=== Section Start ===

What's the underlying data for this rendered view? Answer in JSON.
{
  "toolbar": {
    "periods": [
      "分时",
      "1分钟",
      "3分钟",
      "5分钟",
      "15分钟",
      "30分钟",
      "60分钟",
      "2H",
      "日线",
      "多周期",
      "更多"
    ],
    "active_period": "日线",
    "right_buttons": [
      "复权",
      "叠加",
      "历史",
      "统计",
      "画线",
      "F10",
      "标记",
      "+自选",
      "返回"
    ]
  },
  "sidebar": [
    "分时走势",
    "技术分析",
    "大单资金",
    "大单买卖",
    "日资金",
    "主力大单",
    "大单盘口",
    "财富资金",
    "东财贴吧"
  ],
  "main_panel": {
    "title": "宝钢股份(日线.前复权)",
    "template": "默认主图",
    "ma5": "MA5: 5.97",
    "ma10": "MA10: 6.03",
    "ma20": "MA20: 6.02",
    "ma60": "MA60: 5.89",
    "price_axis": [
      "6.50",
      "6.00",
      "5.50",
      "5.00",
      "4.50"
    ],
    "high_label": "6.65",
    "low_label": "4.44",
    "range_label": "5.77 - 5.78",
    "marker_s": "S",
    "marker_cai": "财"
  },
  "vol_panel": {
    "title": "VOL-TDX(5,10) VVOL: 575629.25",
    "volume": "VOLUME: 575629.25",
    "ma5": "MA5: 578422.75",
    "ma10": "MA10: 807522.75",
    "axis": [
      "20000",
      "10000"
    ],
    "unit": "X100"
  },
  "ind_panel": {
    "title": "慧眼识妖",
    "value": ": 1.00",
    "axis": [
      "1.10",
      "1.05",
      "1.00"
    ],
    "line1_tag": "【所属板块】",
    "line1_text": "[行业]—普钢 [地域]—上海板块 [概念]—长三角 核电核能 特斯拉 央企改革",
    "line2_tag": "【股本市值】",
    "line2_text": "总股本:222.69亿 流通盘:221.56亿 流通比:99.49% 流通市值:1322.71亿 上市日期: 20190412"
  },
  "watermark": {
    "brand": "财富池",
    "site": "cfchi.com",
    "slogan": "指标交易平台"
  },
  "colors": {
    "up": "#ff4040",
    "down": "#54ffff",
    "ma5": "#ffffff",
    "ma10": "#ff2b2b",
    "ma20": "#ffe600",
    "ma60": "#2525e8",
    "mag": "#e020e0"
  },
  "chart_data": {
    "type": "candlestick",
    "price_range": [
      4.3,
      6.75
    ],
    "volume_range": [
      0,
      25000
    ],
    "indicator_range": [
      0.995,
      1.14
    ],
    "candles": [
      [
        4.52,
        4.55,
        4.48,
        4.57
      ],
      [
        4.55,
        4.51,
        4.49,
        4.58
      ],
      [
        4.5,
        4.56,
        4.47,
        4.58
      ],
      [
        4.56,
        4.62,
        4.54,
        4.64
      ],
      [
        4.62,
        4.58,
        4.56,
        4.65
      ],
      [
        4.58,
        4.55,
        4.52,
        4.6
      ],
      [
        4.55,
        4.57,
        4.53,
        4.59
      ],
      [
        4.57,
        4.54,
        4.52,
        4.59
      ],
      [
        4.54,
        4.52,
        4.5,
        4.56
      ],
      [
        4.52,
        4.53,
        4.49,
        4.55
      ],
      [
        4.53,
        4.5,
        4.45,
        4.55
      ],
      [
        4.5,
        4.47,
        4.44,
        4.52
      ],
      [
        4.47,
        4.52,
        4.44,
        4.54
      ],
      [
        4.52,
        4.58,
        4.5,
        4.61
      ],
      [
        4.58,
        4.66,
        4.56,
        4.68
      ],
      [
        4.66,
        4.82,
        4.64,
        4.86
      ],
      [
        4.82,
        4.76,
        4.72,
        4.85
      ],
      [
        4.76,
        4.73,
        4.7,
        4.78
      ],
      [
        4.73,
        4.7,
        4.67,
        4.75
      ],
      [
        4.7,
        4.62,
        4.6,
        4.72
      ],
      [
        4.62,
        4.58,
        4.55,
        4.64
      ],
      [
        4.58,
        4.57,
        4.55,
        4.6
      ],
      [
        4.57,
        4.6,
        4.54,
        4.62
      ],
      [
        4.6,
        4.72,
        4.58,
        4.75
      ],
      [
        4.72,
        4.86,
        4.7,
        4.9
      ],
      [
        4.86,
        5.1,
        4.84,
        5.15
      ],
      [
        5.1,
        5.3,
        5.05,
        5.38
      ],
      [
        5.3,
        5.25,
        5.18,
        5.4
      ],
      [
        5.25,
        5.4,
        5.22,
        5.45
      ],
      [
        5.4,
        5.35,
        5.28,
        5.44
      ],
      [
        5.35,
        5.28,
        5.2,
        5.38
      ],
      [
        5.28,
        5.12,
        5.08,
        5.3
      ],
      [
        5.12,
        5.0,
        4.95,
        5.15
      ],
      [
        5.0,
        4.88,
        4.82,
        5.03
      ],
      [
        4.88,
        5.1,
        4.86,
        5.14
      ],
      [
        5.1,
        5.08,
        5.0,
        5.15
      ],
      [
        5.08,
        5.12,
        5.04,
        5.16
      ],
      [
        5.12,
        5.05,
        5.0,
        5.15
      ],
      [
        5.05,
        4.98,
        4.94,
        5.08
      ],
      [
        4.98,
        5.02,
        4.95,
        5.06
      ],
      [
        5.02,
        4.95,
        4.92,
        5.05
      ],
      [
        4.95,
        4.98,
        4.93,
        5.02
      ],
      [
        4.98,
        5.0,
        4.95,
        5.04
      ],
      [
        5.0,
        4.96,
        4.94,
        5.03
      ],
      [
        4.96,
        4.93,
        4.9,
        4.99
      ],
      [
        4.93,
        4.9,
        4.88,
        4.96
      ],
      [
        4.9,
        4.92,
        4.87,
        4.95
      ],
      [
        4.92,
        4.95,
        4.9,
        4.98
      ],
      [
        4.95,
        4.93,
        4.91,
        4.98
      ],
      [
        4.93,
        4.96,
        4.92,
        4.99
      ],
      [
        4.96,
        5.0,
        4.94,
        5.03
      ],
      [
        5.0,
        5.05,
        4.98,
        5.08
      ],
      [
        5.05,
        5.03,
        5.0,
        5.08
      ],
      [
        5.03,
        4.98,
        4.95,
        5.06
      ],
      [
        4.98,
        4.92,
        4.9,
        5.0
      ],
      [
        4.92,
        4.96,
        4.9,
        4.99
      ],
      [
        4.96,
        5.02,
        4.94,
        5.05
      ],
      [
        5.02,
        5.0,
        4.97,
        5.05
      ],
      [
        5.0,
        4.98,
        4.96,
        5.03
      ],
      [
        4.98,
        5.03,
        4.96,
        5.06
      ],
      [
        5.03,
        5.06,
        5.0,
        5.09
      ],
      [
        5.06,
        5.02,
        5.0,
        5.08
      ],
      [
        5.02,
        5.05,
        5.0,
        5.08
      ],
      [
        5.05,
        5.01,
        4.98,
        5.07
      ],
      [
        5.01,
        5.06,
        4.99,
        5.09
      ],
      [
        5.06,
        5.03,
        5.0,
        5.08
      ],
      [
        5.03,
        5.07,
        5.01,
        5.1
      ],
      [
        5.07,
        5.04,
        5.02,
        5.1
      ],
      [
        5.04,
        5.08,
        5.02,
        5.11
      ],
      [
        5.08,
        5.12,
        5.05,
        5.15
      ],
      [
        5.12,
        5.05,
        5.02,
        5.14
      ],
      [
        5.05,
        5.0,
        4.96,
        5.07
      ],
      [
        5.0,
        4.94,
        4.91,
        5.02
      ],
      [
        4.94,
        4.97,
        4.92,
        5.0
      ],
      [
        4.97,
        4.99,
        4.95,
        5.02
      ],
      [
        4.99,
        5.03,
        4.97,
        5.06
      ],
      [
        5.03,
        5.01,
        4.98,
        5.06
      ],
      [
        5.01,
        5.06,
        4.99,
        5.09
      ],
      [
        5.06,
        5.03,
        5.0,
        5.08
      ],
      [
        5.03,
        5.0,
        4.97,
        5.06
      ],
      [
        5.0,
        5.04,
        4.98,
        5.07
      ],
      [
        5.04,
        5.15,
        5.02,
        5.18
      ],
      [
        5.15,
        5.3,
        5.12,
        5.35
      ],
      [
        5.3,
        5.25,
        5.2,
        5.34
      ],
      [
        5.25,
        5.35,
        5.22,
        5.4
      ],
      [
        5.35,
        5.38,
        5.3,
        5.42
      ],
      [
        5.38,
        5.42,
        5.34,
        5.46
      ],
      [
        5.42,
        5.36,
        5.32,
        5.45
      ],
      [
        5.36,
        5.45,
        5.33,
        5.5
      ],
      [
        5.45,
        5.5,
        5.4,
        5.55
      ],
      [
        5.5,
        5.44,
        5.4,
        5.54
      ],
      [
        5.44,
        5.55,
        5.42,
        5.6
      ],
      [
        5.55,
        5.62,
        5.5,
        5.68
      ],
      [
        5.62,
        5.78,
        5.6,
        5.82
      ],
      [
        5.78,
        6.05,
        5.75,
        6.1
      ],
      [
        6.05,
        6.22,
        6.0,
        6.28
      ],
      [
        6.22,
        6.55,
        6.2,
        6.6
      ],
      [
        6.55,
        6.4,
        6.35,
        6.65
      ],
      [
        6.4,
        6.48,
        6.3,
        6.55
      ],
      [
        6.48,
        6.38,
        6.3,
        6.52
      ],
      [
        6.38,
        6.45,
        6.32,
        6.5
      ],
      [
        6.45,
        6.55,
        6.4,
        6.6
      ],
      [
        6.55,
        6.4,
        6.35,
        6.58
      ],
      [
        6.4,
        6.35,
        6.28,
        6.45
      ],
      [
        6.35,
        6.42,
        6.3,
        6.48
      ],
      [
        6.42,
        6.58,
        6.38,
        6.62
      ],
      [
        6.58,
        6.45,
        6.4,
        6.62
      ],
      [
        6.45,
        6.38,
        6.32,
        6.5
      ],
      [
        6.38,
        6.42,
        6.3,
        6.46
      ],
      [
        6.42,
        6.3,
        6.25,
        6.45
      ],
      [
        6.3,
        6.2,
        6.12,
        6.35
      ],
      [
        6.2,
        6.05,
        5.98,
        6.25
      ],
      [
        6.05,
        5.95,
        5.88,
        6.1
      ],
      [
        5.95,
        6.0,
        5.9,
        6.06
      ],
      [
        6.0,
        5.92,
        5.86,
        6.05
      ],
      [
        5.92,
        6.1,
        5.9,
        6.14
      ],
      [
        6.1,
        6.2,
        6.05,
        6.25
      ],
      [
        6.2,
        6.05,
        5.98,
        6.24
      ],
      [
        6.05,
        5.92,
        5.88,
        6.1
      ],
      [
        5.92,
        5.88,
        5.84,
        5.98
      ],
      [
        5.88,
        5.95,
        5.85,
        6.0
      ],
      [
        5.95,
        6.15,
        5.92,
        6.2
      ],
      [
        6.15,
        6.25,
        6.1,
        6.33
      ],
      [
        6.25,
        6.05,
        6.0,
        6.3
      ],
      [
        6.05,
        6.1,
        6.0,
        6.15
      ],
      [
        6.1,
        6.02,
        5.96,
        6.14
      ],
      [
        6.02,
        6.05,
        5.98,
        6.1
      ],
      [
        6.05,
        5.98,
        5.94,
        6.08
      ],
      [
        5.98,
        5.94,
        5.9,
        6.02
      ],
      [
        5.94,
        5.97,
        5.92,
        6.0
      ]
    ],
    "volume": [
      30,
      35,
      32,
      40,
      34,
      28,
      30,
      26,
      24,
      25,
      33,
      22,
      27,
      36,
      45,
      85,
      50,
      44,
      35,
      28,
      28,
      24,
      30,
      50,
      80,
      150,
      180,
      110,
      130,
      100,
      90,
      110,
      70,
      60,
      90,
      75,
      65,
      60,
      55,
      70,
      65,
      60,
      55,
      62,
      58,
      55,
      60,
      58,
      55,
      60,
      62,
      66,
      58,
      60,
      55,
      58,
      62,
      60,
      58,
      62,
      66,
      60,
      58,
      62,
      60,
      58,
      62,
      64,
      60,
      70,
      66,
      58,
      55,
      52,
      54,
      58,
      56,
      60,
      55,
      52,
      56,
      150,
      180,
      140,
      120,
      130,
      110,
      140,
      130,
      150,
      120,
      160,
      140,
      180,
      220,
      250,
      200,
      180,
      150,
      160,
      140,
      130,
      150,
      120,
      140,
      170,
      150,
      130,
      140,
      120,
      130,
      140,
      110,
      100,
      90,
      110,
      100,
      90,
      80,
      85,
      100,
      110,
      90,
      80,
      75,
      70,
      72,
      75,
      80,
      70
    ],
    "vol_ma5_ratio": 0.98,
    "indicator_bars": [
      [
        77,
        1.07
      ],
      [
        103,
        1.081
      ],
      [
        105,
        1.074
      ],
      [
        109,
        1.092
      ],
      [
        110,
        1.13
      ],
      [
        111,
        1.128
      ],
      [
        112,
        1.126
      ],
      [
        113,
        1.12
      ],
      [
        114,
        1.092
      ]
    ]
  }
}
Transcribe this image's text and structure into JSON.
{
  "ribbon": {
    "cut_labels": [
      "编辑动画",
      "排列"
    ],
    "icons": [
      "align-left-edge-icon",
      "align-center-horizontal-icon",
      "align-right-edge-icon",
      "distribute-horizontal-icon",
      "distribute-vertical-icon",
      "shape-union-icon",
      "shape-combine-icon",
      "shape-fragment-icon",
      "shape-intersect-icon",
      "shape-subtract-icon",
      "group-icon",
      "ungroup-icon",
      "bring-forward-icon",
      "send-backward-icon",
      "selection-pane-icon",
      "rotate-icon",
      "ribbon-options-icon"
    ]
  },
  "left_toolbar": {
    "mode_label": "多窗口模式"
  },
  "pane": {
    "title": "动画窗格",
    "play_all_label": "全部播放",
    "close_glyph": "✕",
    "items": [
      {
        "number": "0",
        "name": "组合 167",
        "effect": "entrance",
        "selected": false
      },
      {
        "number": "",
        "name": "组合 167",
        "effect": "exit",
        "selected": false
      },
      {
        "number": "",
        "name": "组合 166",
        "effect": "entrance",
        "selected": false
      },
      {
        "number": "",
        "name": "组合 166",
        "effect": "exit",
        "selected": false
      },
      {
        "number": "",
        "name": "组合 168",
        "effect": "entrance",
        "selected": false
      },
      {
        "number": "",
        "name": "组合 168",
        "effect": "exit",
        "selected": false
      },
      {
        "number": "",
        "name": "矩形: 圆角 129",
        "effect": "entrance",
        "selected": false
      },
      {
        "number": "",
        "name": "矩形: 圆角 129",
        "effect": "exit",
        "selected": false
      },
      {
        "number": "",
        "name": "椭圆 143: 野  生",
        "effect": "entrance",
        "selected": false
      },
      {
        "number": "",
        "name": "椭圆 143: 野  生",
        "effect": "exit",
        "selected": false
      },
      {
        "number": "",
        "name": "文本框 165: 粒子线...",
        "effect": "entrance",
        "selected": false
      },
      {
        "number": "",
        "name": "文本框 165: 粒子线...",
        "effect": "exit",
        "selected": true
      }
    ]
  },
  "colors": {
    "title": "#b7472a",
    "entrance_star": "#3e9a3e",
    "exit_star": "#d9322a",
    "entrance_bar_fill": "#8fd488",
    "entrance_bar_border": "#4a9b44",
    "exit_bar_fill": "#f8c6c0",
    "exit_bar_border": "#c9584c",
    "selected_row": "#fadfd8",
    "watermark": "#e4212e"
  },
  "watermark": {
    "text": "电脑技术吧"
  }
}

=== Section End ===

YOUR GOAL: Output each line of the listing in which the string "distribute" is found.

SOLUTION:
      "distribute-horizontal-icon",
      "distribute-vertical-icon",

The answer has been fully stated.